SALT LAKE CITY — The Utah Supreme Court has ruled against a number of counties who challenged the state's tax code and whether recent laws were unconstitutional.
In a unanimous ruling, the state's top court rejected an appeal filed by Salt Lake, Duchesne, Uintah, Washington and Weber counties over how much airlines are taxed for operating here. A lower court previously ruled against the counties.
The issue surrounds a 2015 law passed by the legislature that tweaked the calculation on how airlines were taxed and their obligations, which can be potentially hundreds of millions of dollars. The counties sued, challenging the Utah State Tax Commission's methodology for determining how much those airlines owe as well as the constitutionality of the law itself.
"Because most aircraft do not remain permanently in any one state, Utah imposes property taxes only for the time in which the aircraft is in the state. This tax obligation is calculated as a percentage of the entire value of the airline’s property according to the formula provided by the Allocation law," Chief Justice Matthew Durrant wrote.
But a lower court dismissed the counties' claims, declaring that they had not exhausted other administrative remedies. The counties took it to the Supreme Court. Chief Justice Durrant said there are still similar cases pending, and the Court would not weigh in on "abstract questions" and their appeals were not "ripe."

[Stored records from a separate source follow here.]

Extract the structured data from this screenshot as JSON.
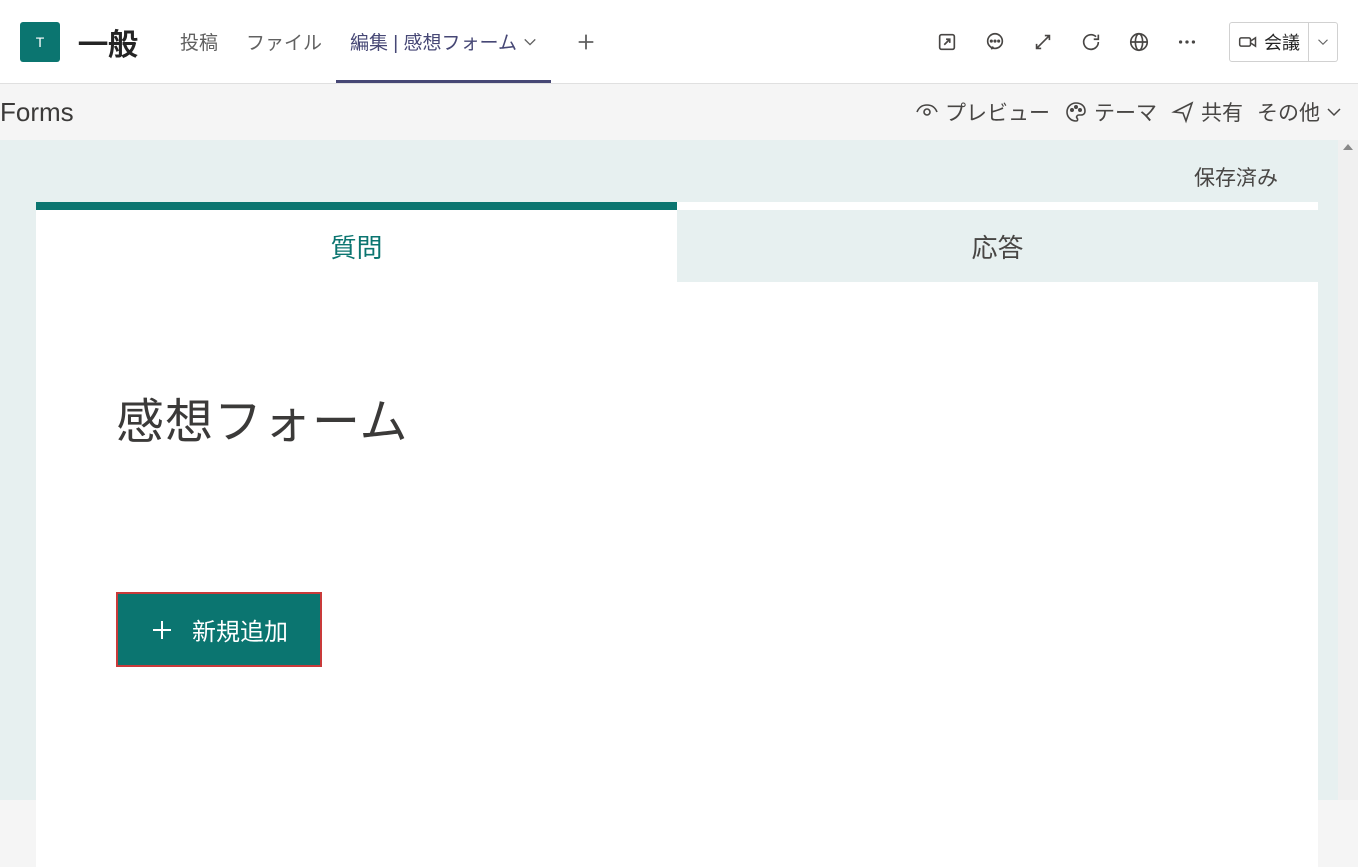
{
  "header": {
    "team_avatar_letter": "T",
    "channel_name": "一般",
    "tabs": [
      {
        "label": "投稿"
      },
      {
        "label": "ファイル"
      },
      {
        "label": "編集 | 感想フォーム"
      }
    ],
    "meet_label": "会議"
  },
  "forms_bar": {
    "app_name": "Forms",
    "preview": "プレビュー",
    "theme": "テーマ",
    "share": "共有",
    "other": "その他"
  },
  "content": {
    "saved_status": "保存済み",
    "form_tabs": {
      "questions": "質問",
      "responses": "応答"
    },
    "form_title": "感想フォーム",
    "add_new_label": "新規追加"
  }
}
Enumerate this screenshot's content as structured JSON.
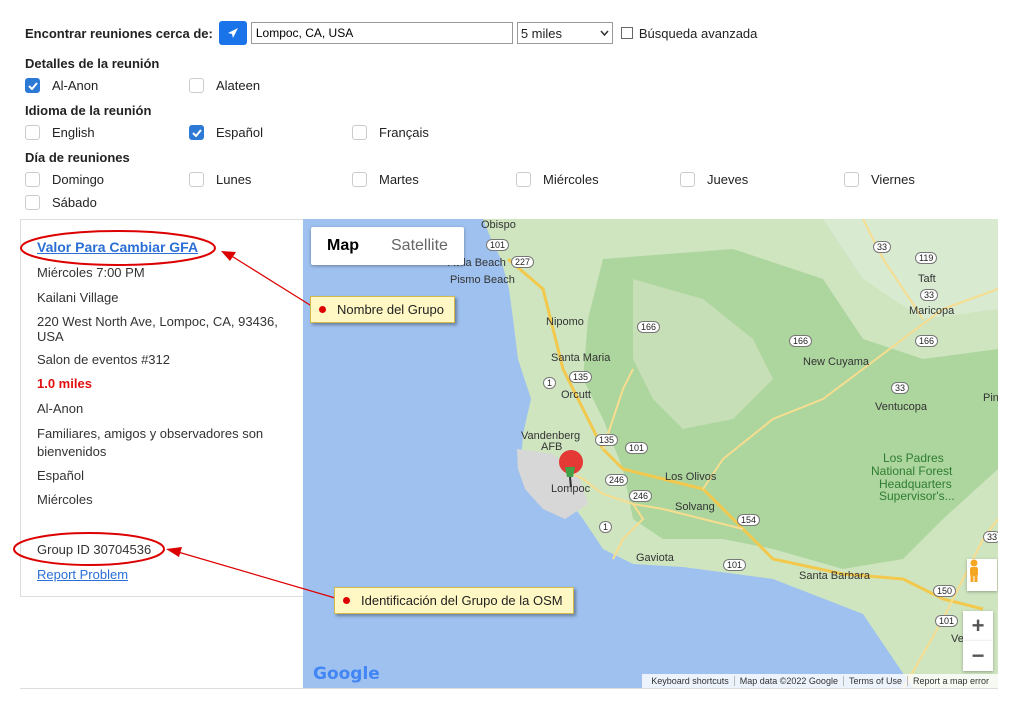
{
  "search": {
    "label": "Encontrar reuniones cerca de:",
    "location_value": "Lompoc, CA, USA",
    "distance_value": "5 miles",
    "advanced_label": "Búsqueda avanzada"
  },
  "details": {
    "title": "Detalles de la reunión",
    "options": [
      {
        "label": "Al-Anon",
        "checked": true
      },
      {
        "label": "Alateen",
        "checked": false
      }
    ]
  },
  "language": {
    "title": "Idioma de la reunión",
    "options": [
      {
        "label": "English",
        "checked": false
      },
      {
        "label": "Español",
        "checked": true
      },
      {
        "label": "Français",
        "checked": false
      }
    ]
  },
  "days": {
    "title": "Día de reuniones",
    "options": [
      {
        "label": "Domingo",
        "checked": false
      },
      {
        "label": "Lunes",
        "checked": false
      },
      {
        "label": "Martes",
        "checked": false
      },
      {
        "label": "Miércoles",
        "checked": false
      },
      {
        "label": "Jueves",
        "checked": false
      },
      {
        "label": "Viernes",
        "checked": false
      },
      {
        "label": "Sábado",
        "checked": false
      }
    ]
  },
  "result": {
    "group_name": "Valor Para Cambiar GFA",
    "day_time": "Miércoles 7:00 PM",
    "venue": "Kailani Village",
    "address": "220 West North Ave, Lompoc, CA, 93436, USA",
    "room": "Salon de eventos #312",
    "distance": "1.0 miles",
    "type": "Al-Anon",
    "audience": "Familiares, amigos y observadores son bienvenidos",
    "language": "Español",
    "day": "Miércoles",
    "group_id": "Group ID 30704536",
    "report": "Report Problem"
  },
  "callouts": {
    "group_name": "Nombre del Grupo",
    "group_id": "Identificación del Grupo de la OSM"
  },
  "map": {
    "toggle_map": "Map",
    "toggle_satellite": "Satellite",
    "google": "Google",
    "footer": [
      "Keyboard shortcuts",
      "Map data ©2022 Google",
      "Terms of Use",
      "Report a map error"
    ],
    "places": [
      {
        "name": "Obispo"
      },
      {
        "name": "Avila Beach"
      },
      {
        "name": "Pismo Beach"
      },
      {
        "name": "Nipomo"
      },
      {
        "name": "Santa Maria"
      },
      {
        "name": "Orcutt"
      },
      {
        "name": "Vandenberg"
      },
      {
        "name": "AFB"
      },
      {
        "name": "Lompoc"
      },
      {
        "name": "Los Olivos"
      },
      {
        "name": "Solvang"
      },
      {
        "name": "Gaviota"
      },
      {
        "name": "Santa Barbara"
      },
      {
        "name": "Taft"
      },
      {
        "name": "Maricopa"
      },
      {
        "name": "New Cuyama"
      },
      {
        "name": "Ventucopa"
      },
      {
        "name": "Los Padres"
      },
      {
        "name": "National Forest"
      },
      {
        "name": "Headquarters"
      },
      {
        "name": "Supervisor's..."
      },
      {
        "name": "Pine"
      },
      {
        "name": "Ve"
      }
    ],
    "shields": [
      "101",
      "227",
      "166",
      "135",
      "1",
      "135",
      "101",
      "246",
      "246",
      "154",
      "1",
      "101",
      "101",
      "33",
      "119",
      "33",
      "166",
      "166",
      "33",
      "150",
      "33"
    ]
  }
}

"Because the complaint is not based on a specific instance where the Challenged laws have been applied (or will imminently be applied), the Counties’ complaint is merely a request for an advisory opinion on the constitutionality of the Challenged laws," he wrote.
The Utah State Tax Commission said it was pleased with the ruling.
"In the case of Salt Lake County v. State of Utah, the Utah Supreme Court made an important ruling on the issue of ripeness and exhaustion of administrative remedies," Tax Commission Chair John Valentine said in a statement to FOX 13. "The ruling did not address the merits of the underlying case which attacked a recent legislative attempt to simplify the method of valuing airlines. The new statute adopted a publication called the Airliner Price Guide as a basis to determine value. The counties challenged the constitutionality of the statute both on its face and as it was being applied. The Supreme Court’s ruling upholds the lower court’s dismissal of the counties’ claims."
The Salt Lake County District Attorney's Office said it was still pursuing actions.
"The statutes in question are important to all taxpayers in Salt Lake County because they collectively result in a shift of tax burden to taxpayers other than airlines. Airline property tax values dropped 39% from 2016 to 2017 from one of the statutes," the office said in a statement.
"The County originally filed this action in district court in the form of declaratory relief in the hopes that an answer would be achieved efficiently and quickly to prevent the compounding tax shift. However, as a precaution, the County also filed substantive appeals before the Commission on the same issues recognizing that the district court may decline to hear them under a declaratory relief action. These appeals are moving forward and the Utah Supreme Court’s decision does not impact these actions."
Read the Court's ruling here: